** EXERCISE INPUT follows **

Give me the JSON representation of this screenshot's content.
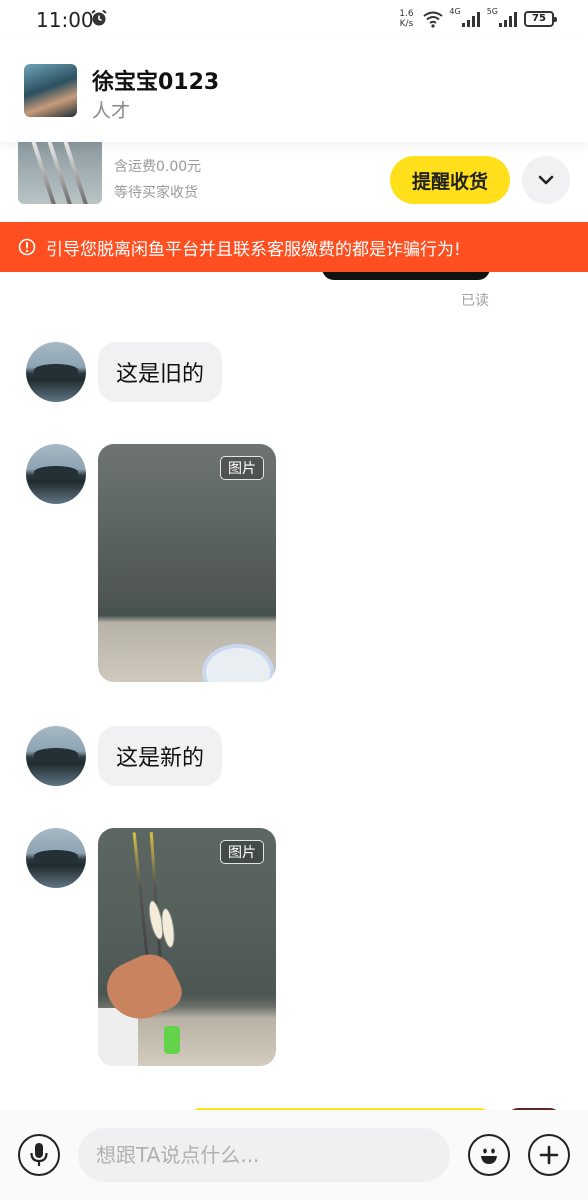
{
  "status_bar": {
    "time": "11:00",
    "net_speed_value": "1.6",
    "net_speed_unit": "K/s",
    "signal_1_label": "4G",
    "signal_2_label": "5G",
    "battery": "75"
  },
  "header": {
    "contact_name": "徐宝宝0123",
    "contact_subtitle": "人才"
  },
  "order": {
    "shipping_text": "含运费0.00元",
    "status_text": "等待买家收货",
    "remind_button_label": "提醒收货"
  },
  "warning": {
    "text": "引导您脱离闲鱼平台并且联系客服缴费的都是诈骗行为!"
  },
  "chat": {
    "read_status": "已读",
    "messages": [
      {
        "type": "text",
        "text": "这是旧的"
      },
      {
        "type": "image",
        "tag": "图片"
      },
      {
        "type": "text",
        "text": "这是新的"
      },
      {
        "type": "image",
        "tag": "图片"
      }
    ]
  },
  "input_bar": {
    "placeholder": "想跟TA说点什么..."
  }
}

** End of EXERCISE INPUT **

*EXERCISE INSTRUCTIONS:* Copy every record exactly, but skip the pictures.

*SOLUTION TO THE PROBLEM:*
Give me the JSON representation of this screenshot's content.
{
  "status_bar": {
    "time": "11:00",
    "net_speed_value": "1.6",
    "net_speed_unit": "K/s",
    "signal_1_label": "4G",
    "signal_2_label": "5G",
    "battery": "75"
  },
  "header": {
    "contact_name": "徐宝宝0123",
    "contact_subtitle": "人才"
  },
  "order": {
    "shipping_text": "含运费0.00元",
    "status_text": "等待买家收货",
    "remind_button_label": "提醒收货"
  },
  "warning": {
    "text": "引导您脱离闲鱼平台并且联系客服缴费的都是诈骗行为!"
  },
  "chat": {
    "read_status": "已读",
    "messages": [
      {
        "type": "text",
        "text": "这是旧的"
      },
      {
        "type": "image",
        "tag": "图片"
      },
      {
        "type": "text",
        "text": "这是新的"
      },
      {
        "type": "image",
        "tag": "图片"
      }
    ]
  },
  "input_bar": {
    "placeholder": "想跟TA说点什么..."
  }
}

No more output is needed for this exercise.